Dili, 14 October 2010 (IRIN) - HIV prevalence is low in Timor-Leste - 0.2 percent based on results from the latest surveillance by the government and World Health Organization (WHO). But this rate is rapidly increasing and most likely under-reported, according to the Health Ministry.
Data on "risky behaviours" is poor for groups considered at risk of HIV infection: surveys have been conducted of prisoners, military personnel, men who have sex with men (MSM) and female sex workers (FSW), but to date there has been no comprehensive nationwide survey of these groups.
A 2010 WHO and government survey of 181 female sex workers and 300 MSM revealed a 1.33 percent HIV infection rate among the men and 2.76 percent infection rate among the women, but the country has "little idea of just how many and where the MSM and FSW are", said Narciso Fernandes, the Health Ministry's national HIV/AIDS programme manager.

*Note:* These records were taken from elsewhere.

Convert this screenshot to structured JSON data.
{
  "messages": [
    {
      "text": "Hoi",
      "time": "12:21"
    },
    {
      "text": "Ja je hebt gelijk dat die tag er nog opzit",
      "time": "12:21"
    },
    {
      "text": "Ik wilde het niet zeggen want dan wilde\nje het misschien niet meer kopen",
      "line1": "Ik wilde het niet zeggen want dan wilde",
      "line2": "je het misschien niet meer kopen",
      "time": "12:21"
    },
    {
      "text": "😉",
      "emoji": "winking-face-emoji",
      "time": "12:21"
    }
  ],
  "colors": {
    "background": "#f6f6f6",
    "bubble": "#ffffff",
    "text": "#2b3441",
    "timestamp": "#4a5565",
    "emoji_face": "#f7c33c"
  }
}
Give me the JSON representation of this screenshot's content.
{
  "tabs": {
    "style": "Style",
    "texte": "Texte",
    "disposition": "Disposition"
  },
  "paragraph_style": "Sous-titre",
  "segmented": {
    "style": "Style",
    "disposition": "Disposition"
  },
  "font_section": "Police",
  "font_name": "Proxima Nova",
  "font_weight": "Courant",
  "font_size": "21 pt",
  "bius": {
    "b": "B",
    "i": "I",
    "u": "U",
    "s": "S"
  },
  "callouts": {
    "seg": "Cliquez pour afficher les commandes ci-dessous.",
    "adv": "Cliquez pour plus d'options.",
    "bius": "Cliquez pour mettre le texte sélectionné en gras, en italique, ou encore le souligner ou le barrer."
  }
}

The country's first HIV case was diagnosed in 2003. Seven years later, there are fewer than 200 confirmed cases – and health authorities suspect under-reporting. Though the country's policy is to offer voluntary counselling and testing in nine of the 13 health districts, there are too few counsellors and poor follow-up on positive HIV results, Fernandes said.
Pre-natal HIV testing is currently offered at reference hospitals in two districts, which covers only a small percentage of the estimated 51,000 pregnant women every year, he added.
Source IRIN: http://www.irinnews.org/Report.aspx?ReportID=90766